We have images of three of these in portraits painted by Hugo van der Goes in the triptych in which Antonio and Pigello (left door) and Margherita (right door) are shown as children with their parents. Portraits of Tommaso and his wife, always dressed ‘Burgundy style’, also appear in a further two Flemish masterpieces commissioned by the banker from Hans Memling: half bust in two panels (New York Metropolitan Museum of Art), possibly doors in a small triptych whose central image has been lost; kneeling whole figure in the Passion of Christ panel in Turin’s Palazzo Sabauda, probably commissioned for the family chapel in Sint-Jakobskerk, Bruges.
Tommaso is also depicted in a sort of ‘cryptoportrait’ as an elect soul in Hans Memling’s Last Judgement triptych (Gdansk, Muzuem Narodowe).
Lastly, in late 1469, Portinari returned to Bruges and, when Piero de’ Medici died, Lorenzo and Giuliano de’ Medici took over as heads of the Medici Bank and its business partners. In around the mid-1470s the Bruges branch went into severe financial crisis as a result of a series of events and risky operations by Portinari, such as: the closure of the London Medici Bank branch in 1477, and the transfer of its debts to the Bruges branch; the death of Charles the Bold, to whom Tommaso had lent huge sums, in the 1477 Battle of Nancy; the purchase of the Gravelines port (near Calais) customs tender; and the financing of a Portuguese expedition to Guinea.
Following on from these huge losses Lorenzo de’ Medici broke off relations with Portinari in 1480, leaving him the branch with all its debts and noting sarcastically that ‘these are the great profits which the management of Tommaso Portinari has accorded us’. The total shortfall of the two branches – London and Bruges – amounted to 70,000 ducats.

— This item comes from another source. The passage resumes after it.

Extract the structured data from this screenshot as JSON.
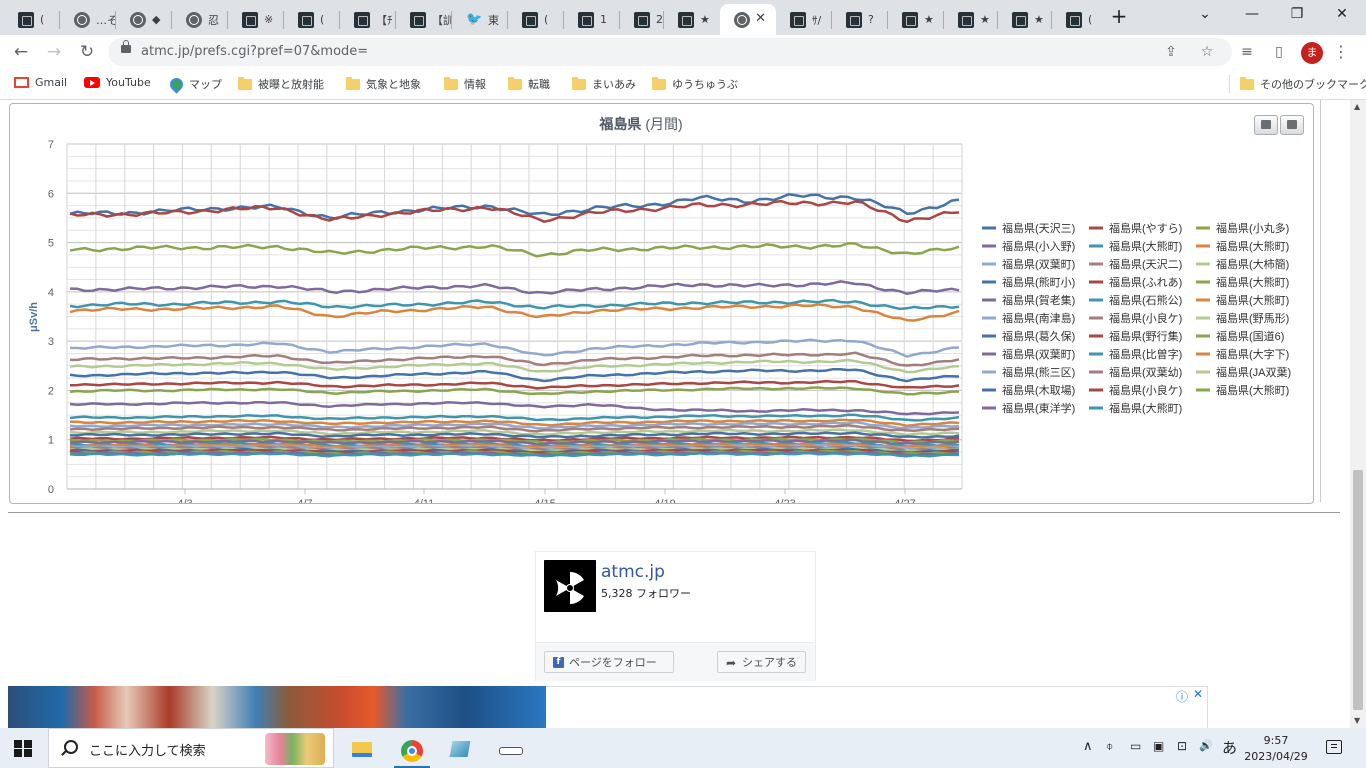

Portinari’s responsibility for the Bruges debacle has been much debated historiographically, but he must certainly have been an audacious, charismatic man with considerable diplomatic skills, because financial disaster did not prevent him from continuing to engage in intense commercial activities and being appointed to prestigious posts. In 1486 he was sent to Milan by Maximilian of Austria, consort of Mary of Burgundy, to negotiate with Ludovico il Moro and, as a result of this, he and Lorenzo il Magnifico were reconciled. This latter sent him to England in 1489 to draw up a commercial treaty and Philip the Fair commissioned him with delicate negotiations between the Low Countries and England in 1469. In 1497 he returned to Florence where he received a number of important appointments: Gonfalonier of the Compagnia del Popolo, member of the Otto della Guardia and member of the Sei dell'Arte della Mercanzia.
He died in 1501 at Ospedale di Santa Maria Nuova founded in 1288 by his ancestor Folco Portinari and was buried at the Chiesa di Sant’Egidio family tomb in front of the high altar, where the triptych bearing his name is exhibited.